One of the best films of the year premiered in Venice last September, toward the end of the festival. “Theeb” press-screened there on Sept. 3, when more than half the festival decamped to Toronto.
Luckily, this rare Jordanian feature directed by the talented debuting director Naji Abu Nowar (pictured), also played at TIFF. Even though Venice gave “Theeb” a lousy spot, at least organizers put it in the program. The same can’t be said for most other major fests.
While the paucity of Arab titles in Cannes this year could suggests it’s not a great season for the region, their consistent, conspicuous absence from international events means it’s high time the industry questioned why so few programmers bother to look at what’s coming out of these territories.
Fortunately, “Theeb” benefited from the foresight of Fortissimo, which boarded as sales agents before its premiere. Since then, the classic adventure tale, rich in visual counterpoint and displaying a cinematic maturity surprising for a first feature, not only played at scores of fests, but is a success in the Arab-speaking world, where homegrown pics outside of popular Egyptian blockbusters tend to limp alongside U.S. fare.
In March, Film Movement picked up North American rights, hopefully signaling a decent art house roll-out. But why is it that in the current global climate, with the media awash in stories from the MENA (Middle East-North Africa) region, so few of these films make it onto international screens?
On the Croisette, only two Arab-lingo titles are programmed: Nabil Ayouch’s “Much Loved” (Morocco), in Directors’ Fortnight, and “Degrade” (Palestine), directed by brothers Arab and Tarzan Abu Nasser, in Critics’ Week. We know Cannes has always turned a more favorable eye on Francophone Arab nations — Algeria, Lebanon, Morocco, Tunisia — or directors like Yousry Nasrallah with close Gallic ties, yet attentive watchers have long felt dissatisfaction with Arab films’ limited exposure.
That’s benefited Toronto, which had the intelligence to hire Rasha Salti as programmer for the region, and the fests in Abu Dhabi and Dubai, which actively promote filmmakers from across the Arab world.

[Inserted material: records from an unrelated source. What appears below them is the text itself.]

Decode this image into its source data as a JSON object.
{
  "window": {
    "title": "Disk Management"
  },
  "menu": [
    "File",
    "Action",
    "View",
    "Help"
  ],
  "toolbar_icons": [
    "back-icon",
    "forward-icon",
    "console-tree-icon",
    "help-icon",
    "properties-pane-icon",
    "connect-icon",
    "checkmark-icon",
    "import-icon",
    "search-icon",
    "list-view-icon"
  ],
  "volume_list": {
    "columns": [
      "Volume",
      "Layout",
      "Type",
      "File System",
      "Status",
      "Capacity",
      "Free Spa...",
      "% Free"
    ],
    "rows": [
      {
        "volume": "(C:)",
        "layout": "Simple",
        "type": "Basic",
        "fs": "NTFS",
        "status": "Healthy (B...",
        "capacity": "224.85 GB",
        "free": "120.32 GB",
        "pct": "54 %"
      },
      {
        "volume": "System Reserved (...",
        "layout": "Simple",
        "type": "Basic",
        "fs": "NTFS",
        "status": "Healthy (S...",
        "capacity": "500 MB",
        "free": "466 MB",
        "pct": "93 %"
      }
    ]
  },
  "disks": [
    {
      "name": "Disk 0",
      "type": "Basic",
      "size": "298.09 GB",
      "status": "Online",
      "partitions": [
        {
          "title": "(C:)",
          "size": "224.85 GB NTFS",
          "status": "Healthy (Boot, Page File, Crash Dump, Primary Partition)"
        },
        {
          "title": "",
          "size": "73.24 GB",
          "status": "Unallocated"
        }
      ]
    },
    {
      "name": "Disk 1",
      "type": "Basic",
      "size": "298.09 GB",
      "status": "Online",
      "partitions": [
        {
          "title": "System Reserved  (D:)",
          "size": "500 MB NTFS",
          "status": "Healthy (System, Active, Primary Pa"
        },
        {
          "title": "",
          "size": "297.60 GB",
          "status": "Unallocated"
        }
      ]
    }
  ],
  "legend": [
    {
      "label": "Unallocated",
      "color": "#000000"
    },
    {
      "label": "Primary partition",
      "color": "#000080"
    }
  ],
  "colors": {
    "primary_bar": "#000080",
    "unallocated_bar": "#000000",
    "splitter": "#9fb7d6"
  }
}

It makes little sense that so few European and American programmers fail to rise to the challenge presented by the increasing demonization of the region. Cinema, a facilitator of cross-cultural dialogue, is the ideal platform for combatting one-dimensional portrayals. (Talk to Arab actors trying to make English-language pics and they’ll tell stories about casting calls in which they’re offered nothing but terrorist roles.)
Even Tribeca, created in response to the need for cultural bridges, screened only one Arab film this year, a nine-minute short (“Kingdom of Garbage” by Iraq’s Yasir Kareem). Mention must also be made of the recent tragic loss of MoMA curator Jytte Jensen, one of the very few U.S.-based programmers who gave Arab cinema an appropriate platform.
Could it be there just isn’t the product? In truth, late 2014/early 2015 wasn’t the best moment for Arab features. (Documentaries however, such as Egypt’s “Mother of the Unborn” and Palestine’s “The Wanted 18” had a much stronger showing.) Political turmoil certainly plays a role, not just because making films in, say, Syria, is all but impossible, but because finding funds continues to be an uphill battle.
When Western film funds do express interest, they often demand script changes. One of the few exceptions is Berlin-based Razor Film (“Wadjda,” “Paradise Now,” and Assad Fouladkar’s upcoming “Halal Sex”), which doesn’t impose its vision on the directors it supports.
Back in 2011, Pacha Pictures was founded as the first company specializing in selling Arab-lingo movies internationally. Everyone thought the timing was ideal, given worldwide interest following the Arab Spring, yet the company folded the following year, unable to find enough buyers for its line-up.
With everyone looking at the MENA region, where were the brave programmers and distributors willing to showcase real Arab voices? Luckily, today Egypt’s MAD Solutions is drawing attention to the range of Arabic films available, but fest programmers need to expand their horizons and recognize that the problem isn’t with Arab cinema. The problem is with them.